Beijing — which claims Taiwan as its territory to be taken one day — has conducted multiple military exercises around self-ruled Taiwan in the past year.
Taipei’s defence ministry announced in January that it would allow more than 200 women to join voluntary reservist training for the first time as part of efforts to bolster its forces.
“You may not see any ‘Rambos’ here,” ministry spokesman Sun Li-fang told reporters on Tuesday after 14 former women soldiers took part in the five-day training programme in Taoyuan city.
“But what you will see are our male and also the first batch of female reservist soldiers who are willing to use their time to return to the barracks for training,” he said.
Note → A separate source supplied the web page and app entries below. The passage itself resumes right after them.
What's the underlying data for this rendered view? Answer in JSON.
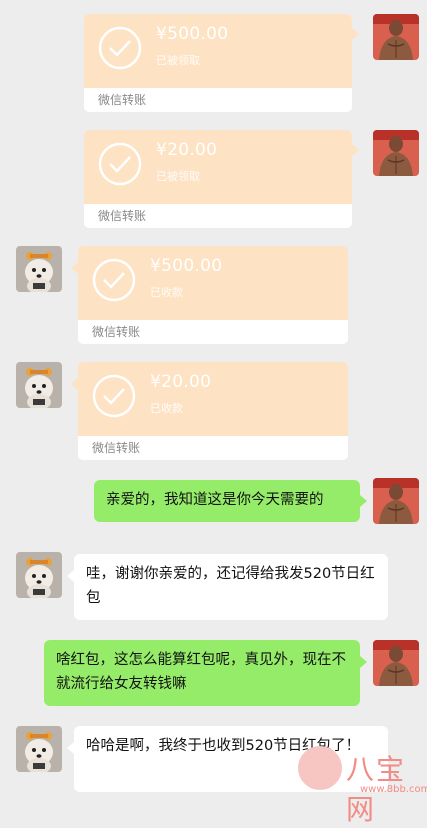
{
  "messages": [
    {
      "type": "transfer",
      "side": "right",
      "amount": "¥500.00",
      "status": "已被领取",
      "footer": "微信转账"
    },
    {
      "type": "transfer",
      "side": "right",
      "amount": "¥20.00",
      "status": "已被领取",
      "footer": "微信转账"
    },
    {
      "type": "transfer",
      "side": "left",
      "amount": "¥500.00",
      "status": "已收款",
      "footer": "微信转账"
    },
    {
      "type": "transfer",
      "side": "left",
      "amount": "¥20.00",
      "status": "已收款",
      "footer": "微信转账"
    },
    {
      "type": "text",
      "side": "right",
      "text": "亲爱的，我知道这是你今天需要的"
    },
    {
      "type": "text",
      "side": "left",
      "text": "哇，谢谢你亲爱的，还记得给我发520节日红包"
    },
    {
      "type": "text",
      "side": "right",
      "text": "啥红包，这怎么能算红包呢，真见外，现在不就流行给女友转钱嘛"
    },
    {
      "type": "text",
      "side": "left",
      "text": "哈哈是啊，我终于也收到520节日红包了！"
    }
  ],
  "watermark": {
    "name": "八宝网",
    "url": "www.8bb.com"
  },
  "colors": {
    "background": "#ededed",
    "transfer": "#fde2c4",
    "green_bubble": "#95ec69",
    "white_bubble": "#ffffff"
  },
  "icons": {
    "transfer_icon": "check-circle-icon",
    "right_avatar": "muscular-man-avatar",
    "left_avatar": "dog-avatar"
  }
}
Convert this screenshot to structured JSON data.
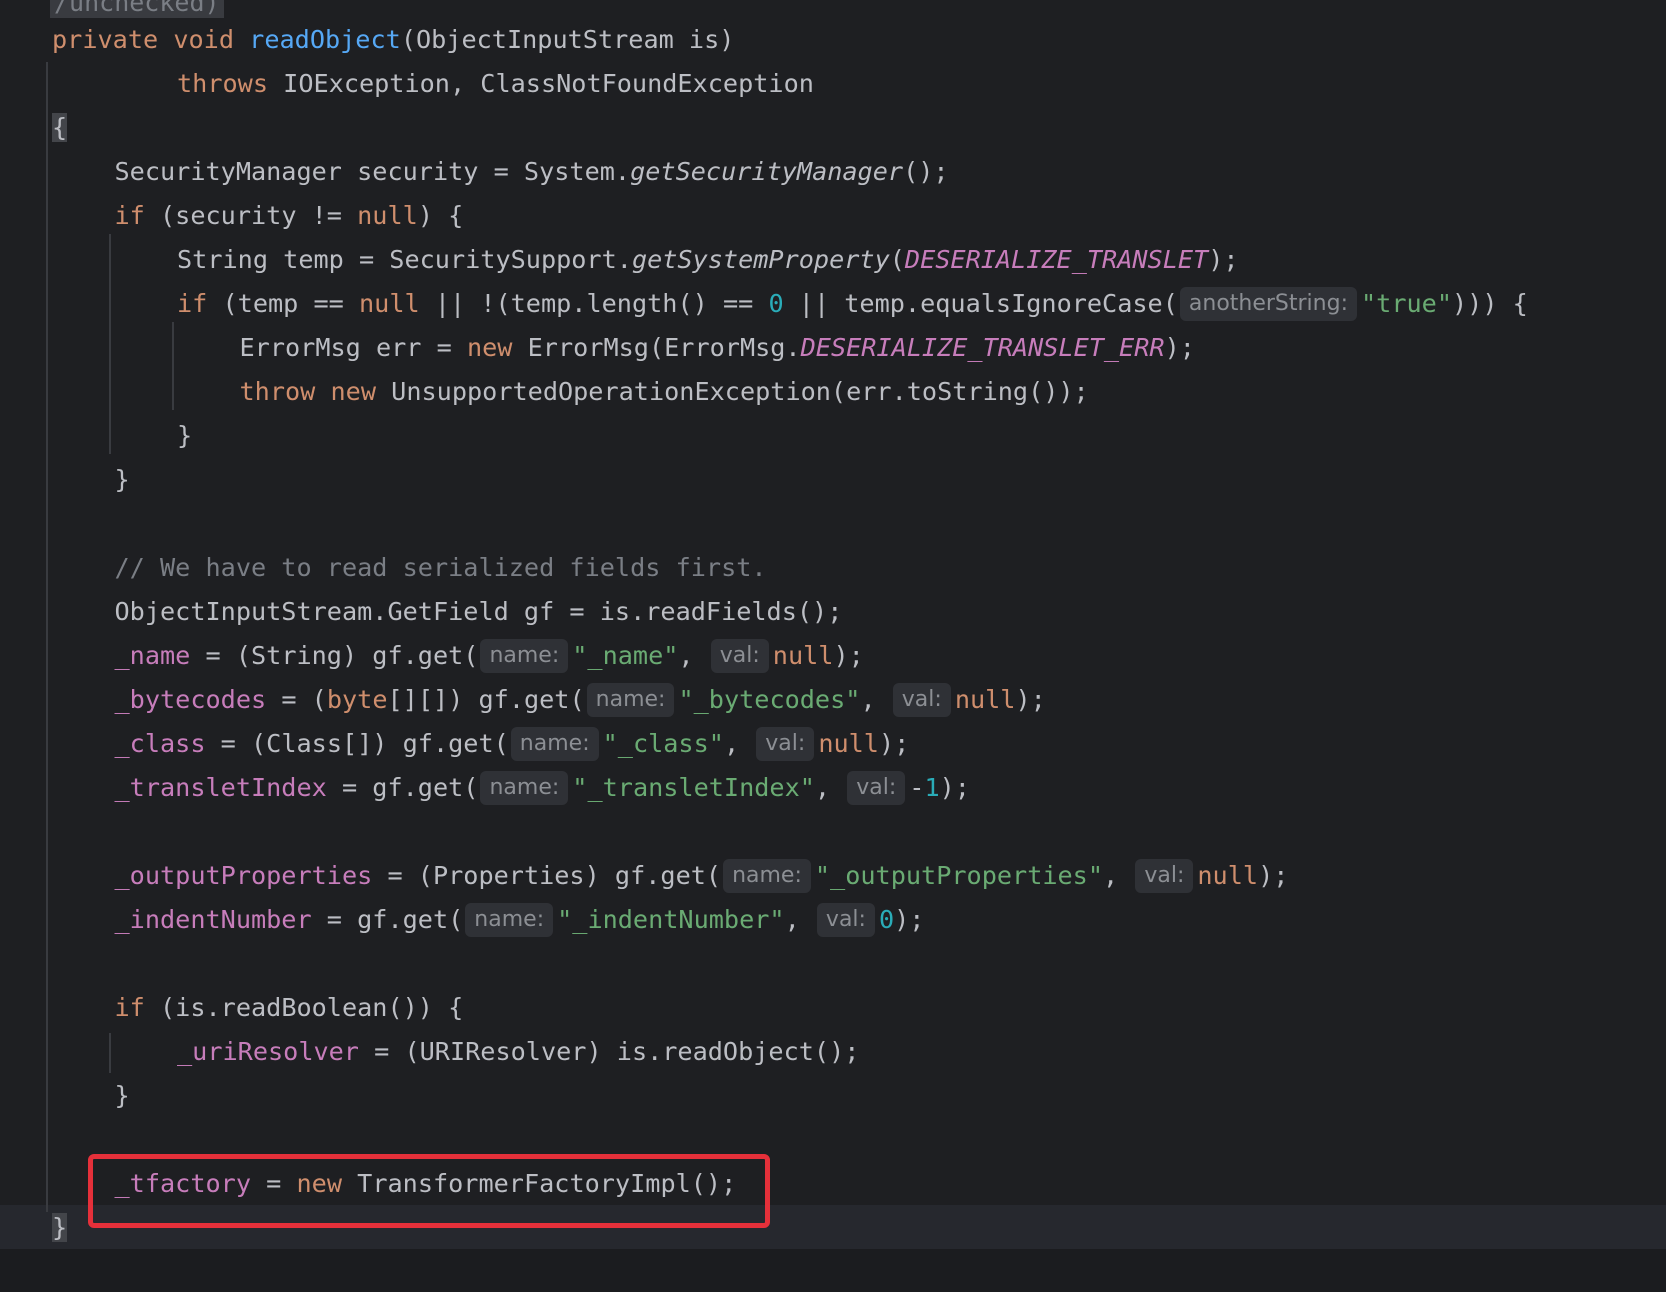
{
  "editor": {
    "partial_top_line": "/unchecked)",
    "lines": [
      {
        "indent": 0,
        "tokens": [
          [
            "kw",
            "private "
          ],
          [
            "kw",
            "void "
          ],
          [
            "fn",
            "readObject"
          ],
          [
            "plain",
            "(ObjectInputStream is)"
          ]
        ]
      },
      {
        "indent": 2,
        "tokens": [
          [
            "kw",
            "throws "
          ],
          [
            "plain",
            "IOException, ClassNotFoundException"
          ]
        ]
      },
      {
        "indent": 0,
        "tokens": [
          [
            "brace",
            "{"
          ]
        ]
      },
      {
        "indent": 1,
        "tokens": [
          [
            "plain",
            "SecurityManager security = System."
          ],
          [
            "static",
            "getSecurityManager"
          ],
          [
            "plain",
            "();"
          ]
        ]
      },
      {
        "indent": 1,
        "tokens": [
          [
            "kw",
            "if "
          ],
          [
            "plain",
            "(security != "
          ],
          [
            "kw",
            "null"
          ],
          [
            "plain",
            ") {"
          ]
        ]
      },
      {
        "indent": 2,
        "tokens": [
          [
            "plain",
            "String temp = SecuritySupport."
          ],
          [
            "static",
            "getSystemProperty"
          ],
          [
            "plain",
            "("
          ],
          [
            "const",
            "DESERIALIZE_TRANSLET"
          ],
          [
            "plain",
            ");"
          ]
        ]
      },
      {
        "indent": 2,
        "tokens": [
          [
            "kw",
            "if "
          ],
          [
            "plain",
            "(temp == "
          ],
          [
            "kw",
            "null"
          ],
          [
            "plain",
            " || !(temp.length() == "
          ],
          [
            "num",
            "0"
          ],
          [
            "plain",
            " || temp.equalsIgnoreCase("
          ],
          [
            "hint",
            "anotherString:"
          ],
          [
            "str",
            "\"true\""
          ],
          [
            "plain",
            "))) {"
          ]
        ]
      },
      {
        "indent": 3,
        "tokens": [
          [
            "plain",
            "ErrorMsg err = "
          ],
          [
            "kw",
            "new "
          ],
          [
            "plain",
            "ErrorMsg(ErrorMsg."
          ],
          [
            "const",
            "DESERIALIZE_TRANSLET_ERR"
          ],
          [
            "plain",
            ");"
          ]
        ]
      },
      {
        "indent": 3,
        "tokens": [
          [
            "kw",
            "throw "
          ],
          [
            "kw",
            "new "
          ],
          [
            "plain",
            "UnsupportedOperationException(err.toString());"
          ]
        ]
      },
      {
        "indent": 2,
        "tokens": [
          [
            "plain",
            "}"
          ]
        ]
      },
      {
        "indent": 1,
        "tokens": [
          [
            "plain",
            "}"
          ]
        ]
      },
      {
        "indent": 0,
        "tokens": []
      },
      {
        "indent": 1,
        "tokens": [
          [
            "cmt",
            "// We have to read serialized fields first."
          ]
        ]
      },
      {
        "indent": 1,
        "tokens": [
          [
            "plain",
            "ObjectInputStream.GetField gf = is.readFields();"
          ]
        ]
      },
      {
        "indent": 1,
        "tokens": [
          [
            "fld",
            "_name"
          ],
          [
            "plain",
            " = (String) gf.get("
          ],
          [
            "hint",
            "name:"
          ],
          [
            "str",
            "\"_name\""
          ],
          [
            "plain",
            ", "
          ],
          [
            "hint",
            "val:"
          ],
          [
            "kw",
            "null"
          ],
          [
            "plain",
            ");"
          ]
        ]
      },
      {
        "indent": 1,
        "tokens": [
          [
            "fld",
            "_bytecodes"
          ],
          [
            "plain",
            " = ("
          ],
          [
            "kw",
            "byte"
          ],
          [
            "plain",
            "[][]) gf.get("
          ],
          [
            "hint",
            "name:"
          ],
          [
            "str",
            "\"_bytecodes\""
          ],
          [
            "plain",
            ", "
          ],
          [
            "hint",
            "val:"
          ],
          [
            "kw",
            "null"
          ],
          [
            "plain",
            ");"
          ]
        ]
      },
      {
        "indent": 1,
        "tokens": [
          [
            "fld",
            "_class"
          ],
          [
            "plain",
            " = (Class[]) gf.get("
          ],
          [
            "hint",
            "name:"
          ],
          [
            "str",
            "\"_class\""
          ],
          [
            "plain",
            ", "
          ],
          [
            "hint",
            "val:"
          ],
          [
            "kw",
            "null"
          ],
          [
            "plain",
            ");"
          ]
        ]
      },
      {
        "indent": 1,
        "tokens": [
          [
            "fld",
            "_transletIndex"
          ],
          [
            "plain",
            " = gf.get("
          ],
          [
            "hint",
            "name:"
          ],
          [
            "str",
            "\"_transletIndex\""
          ],
          [
            "plain",
            ", "
          ],
          [
            "hint",
            "val:"
          ],
          [
            "plain",
            "-"
          ],
          [
            "num",
            "1"
          ],
          [
            "plain",
            ");"
          ]
        ]
      },
      {
        "indent": 0,
        "tokens": []
      },
      {
        "indent": 1,
        "tokens": [
          [
            "fld",
            "_outputProperties"
          ],
          [
            "plain",
            " = (Properties) gf.get("
          ],
          [
            "hint",
            "name:"
          ],
          [
            "str",
            "\"_outputProperties\""
          ],
          [
            "plain",
            ", "
          ],
          [
            "hint",
            "val:"
          ],
          [
            "kw",
            "null"
          ],
          [
            "plain",
            ");"
          ]
        ]
      },
      {
        "indent": 1,
        "tokens": [
          [
            "fld",
            "_indentNumber"
          ],
          [
            "plain",
            " = gf.get("
          ],
          [
            "hint",
            "name:"
          ],
          [
            "str",
            "\"_indentNumber\""
          ],
          [
            "plain",
            ", "
          ],
          [
            "hint",
            "val:"
          ],
          [
            "num",
            "0"
          ],
          [
            "plain",
            ");"
          ]
        ]
      },
      {
        "indent": 0,
        "tokens": []
      },
      {
        "indent": 1,
        "tokens": [
          [
            "kw",
            "if "
          ],
          [
            "plain",
            "(is.readBoolean()) {"
          ]
        ]
      },
      {
        "indent": 2,
        "tokens": [
          [
            "fld",
            "_uriResolver"
          ],
          [
            "plain",
            " = (URIResolver) is.readObject();"
          ]
        ]
      },
      {
        "indent": 1,
        "tokens": [
          [
            "plain",
            "}"
          ]
        ]
      },
      {
        "indent": 0,
        "tokens": []
      },
      {
        "indent": 1,
        "tokens": [
          [
            "fld",
            "_tfactory"
          ],
          [
            "plain",
            " = "
          ],
          [
            "kw",
            "new "
          ],
          [
            "plain",
            "TransformerFactoryImpl();"
          ]
        ]
      },
      {
        "indent": 0,
        "tokens": [
          [
            "brace",
            "}"
          ]
        ]
      }
    ]
  },
  "colors": {
    "background": "#1e1f22",
    "keyword": "#cf8e6d",
    "function": "#56a8f5",
    "field": "#c77dbb",
    "string": "#6aab73",
    "number": "#2aacb8",
    "comment": "#7a7e85",
    "highlight_box": "#e5303a"
  }
}
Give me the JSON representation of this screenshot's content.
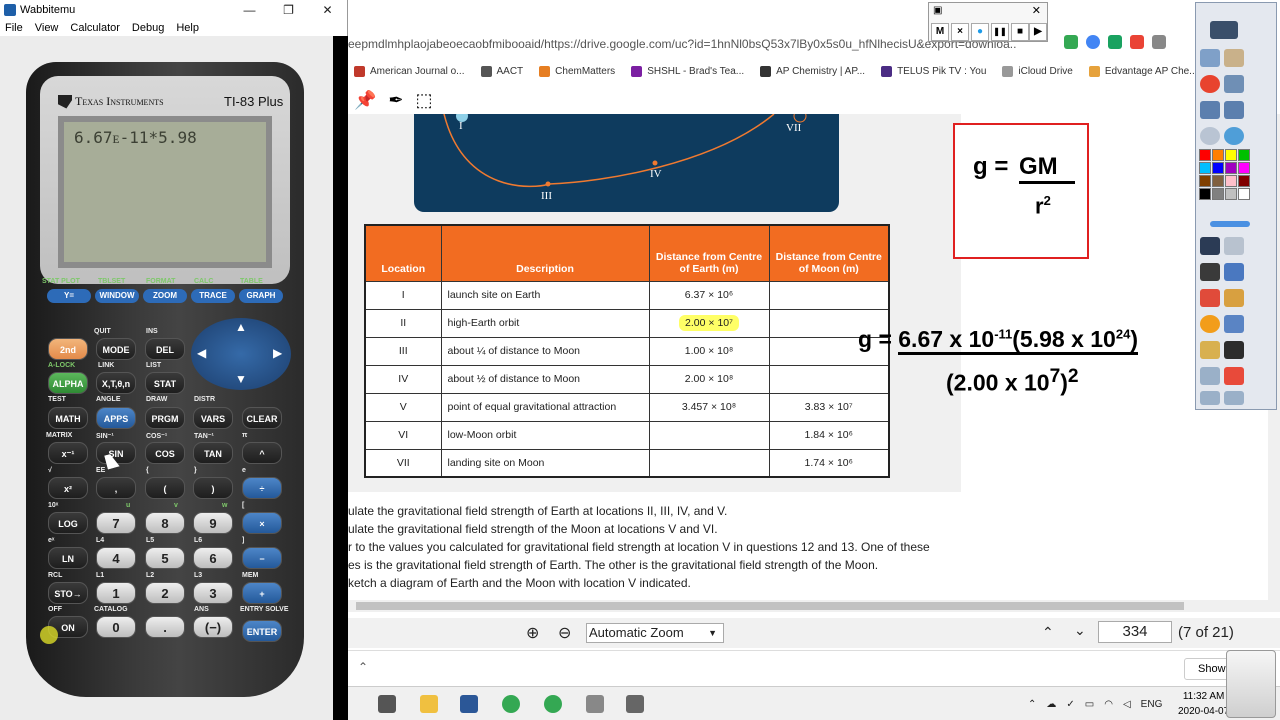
{
  "wabbit": {
    "title": "Wabbitemu",
    "menu": [
      "File",
      "View",
      "Calculator",
      "Debug",
      "Help"
    ],
    "calc": {
      "brand": "Texas Instruments",
      "model": "TI-83 Plus",
      "screen_text": "6.67ᴇ-11*5.98",
      "fkeys": [
        {
          "top": "STAT PLOT",
          "fn": "F1",
          "label": "Y="
        },
        {
          "top": "TBLSET",
          "fn": "F2",
          "label": "WINDOW"
        },
        {
          "top": "FORMAT",
          "fn": "F3",
          "label": "ZOOM"
        },
        {
          "top": "CALC",
          "fn": "F4",
          "label": "TRACE"
        },
        {
          "top": "TABLE",
          "fn": "F5",
          "label": "GRAPH"
        }
      ],
      "keys": {
        "second": "2nd",
        "mode": "MODE",
        "del": "DEL",
        "quit": "QUIT",
        "ins": "INS",
        "alpha": "ALPHA",
        "xton": "X,T,θ,n",
        "stat": "STAT",
        "alock": "A-LOCK",
        "link": "LINK",
        "list": "LIST",
        "math": "MATH",
        "apps": "APPS",
        "prgm": "PRGM",
        "vars": "VARS",
        "clear": "CLEAR",
        "test": "TEST",
        "angle": "ANGLE",
        "draw": "DRAW",
        "distr": "DISTR",
        "xinv": "x⁻¹",
        "sin": "SIN",
        "cos": "COS",
        "tan": "TAN",
        "pow": "^",
        "matrix": "MATRIX",
        "sininv": "SIN⁻¹",
        "cosinv": "COS⁻¹",
        "taninv": "TAN⁻¹",
        "pi": "π",
        "xsq": "x²",
        "comma": ",",
        "lparen": "(",
        "rparen": ")",
        "div": "÷",
        "sqrt": "√",
        "ee": "EE",
        "lbrace": "{",
        "rbrace": "}",
        "e": "e",
        "log": "LOG",
        "k7": "7",
        "k8": "8",
        "k9": "9",
        "mul": "×",
        "tenx": "10ˣ",
        "u": "u",
        "v": "v",
        "w": "w",
        "lbrack": "[",
        "ln": "LN",
        "k4": "4",
        "k5": "5",
        "k6": "6",
        "sub": "−",
        "ex": "eˣ",
        "l4": "L4",
        "l5": "L5",
        "l6": "L6",
        "rbrack": "]",
        "sto": "STO→",
        "k1": "1",
        "k2": "2",
        "k3": "3",
        "add": "+",
        "rcl": "RCL",
        "l1": "L1",
        "l2": "L2",
        "l3": "L3",
        "mem": "MEM",
        "on": "ON",
        "k0": "0",
        "dot": ".",
        "neg": "(−)",
        "enter": "ENTER",
        "off": "OFF",
        "catalog": "CATALOG",
        "ans": "ANS",
        "entry": "ENTRY SOLVE"
      }
    }
  },
  "browser": {
    "url": "eepmdlmhplaojabeoecaobfmibooaid/https://drive.google.com/uc?id=1hnNl0bsQ53x7lBy0x5s0u_hfNlhecisU&export=downloa...",
    "bookmarks": [
      "American Journal o...",
      "AACT",
      "ChemMatters",
      "SHSHL - Brad's Tea...",
      "AP Chemistry | AP...",
      "TELUS Pik TV : You",
      "iCloud Drive",
      "Edvantage AP Che..."
    ],
    "recorder": {
      "buttons": [
        "M",
        "×",
        "●",
        "❚❚",
        "■",
        "▶"
      ]
    },
    "diagram_labels": [
      "I",
      "VII",
      "IV",
      "III"
    ],
    "table": {
      "headers": [
        "Location",
        "Description",
        "Distance from Centre of Earth (m)",
        "Distance from Centre of Moon (m)"
      ],
      "rows": [
        {
          "loc": "I",
          "desc": "launch site on Earth",
          "earth": "6.37 × 10⁶",
          "moon": ""
        },
        {
          "loc": "II",
          "desc": "high-Earth orbit",
          "earth": "2.00 × 10⁷",
          "moon": ""
        },
        {
          "loc": "III",
          "desc": "about ¼ of distance to Moon",
          "earth": "1.00 × 10⁸",
          "moon": ""
        },
        {
          "loc": "IV",
          "desc": "about ½ of distance to Moon",
          "earth": "2.00 × 10⁸",
          "moon": ""
        },
        {
          "loc": "V",
          "desc": "point of equal gravitational attraction",
          "earth": "3.457 × 10⁸",
          "moon": "3.83 × 10⁷"
        },
        {
          "loc": "VI",
          "desc": "low-Moon orbit",
          "earth": "",
          "moon": "1.84 × 10⁶"
        },
        {
          "loc": "VII",
          "desc": "landing site on Moon",
          "earth": "",
          "moon": "1.74 × 10⁶"
        }
      ]
    },
    "questions": [
      "ulate the gravitational field strength of Earth at locations II, III, IV, and V.",
      "ulate the gravitational field strength of the Moon at locations V and VI.",
      "r to the values you calculated for gravitational field strength at location V in questions 12 and 13. One of these",
      "es is the gravitational field strength of Earth. The other is the gravitational field strength of the Moon.",
      "ketch a diagram of Earth and the Moon with location V indicated."
    ],
    "formula_box": {
      "g": "g =",
      "gm": "GM",
      "r2": "r"
    },
    "calc_formula": {
      "lhs": "g = ",
      "num": "6.67 x 10",
      "exp1": "-11",
      "num2": "(5.98 x 10",
      "exp2": "24",
      "close": ")",
      "den": "(2.00 x 10",
      "exp3": "7",
      "den_close": ")",
      "den_exp": "2"
    },
    "pdf_bottom": {
      "zoom": "Automatic Zoom",
      "page": "334",
      "page_of": "(7 of 21)"
    },
    "downloads": {
      "show_all": "Show"
    }
  },
  "taskbar": {
    "lang": "ENG",
    "time": "11:32 AM",
    "date": "2020-04-07"
  }
}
“I think this is very important in ensuring our country’s safety and demonstrating the people’s resolve in protecting our country.”
Taiwanese men are required to do mandatory military service and reservist training, but women can also volunteer to serve in the armed forces.
On Tuesday the former women soldiers pulled gas masks over the heads, crawled across a playground, patrolled streets by a temple and performed other mock defence exercises.
“Poisonous gas dissipated, clear to take off masks!” one of their officers yelled before they quickly removed their gear.
Reservist Tang Mi — who is a realtor — said that “with no country, there’s no home”.
“That’s why I’m here — because what concerns the country is everyone’s business,” the 26-year-old said.
Military analysts have urged Taiwan to do more to boost its reservists and prepare the civilian population for a potential invasion, including by allowing more women to train.
Some lawmakers have proposed including women in some form of mandatory service.
Tensions between Taipei and Beijing soared last year after China staged massive military exercises around the island in response to then-US House Speaker Nancy Pelosi’s visit to Taiwan.
Last month, Beijing conducted war games simulating a blockade of the island in protest against a meeting between Taiwanese President Tsai Ing-wen and Pelosi’s successor Kevin McCarthy in California.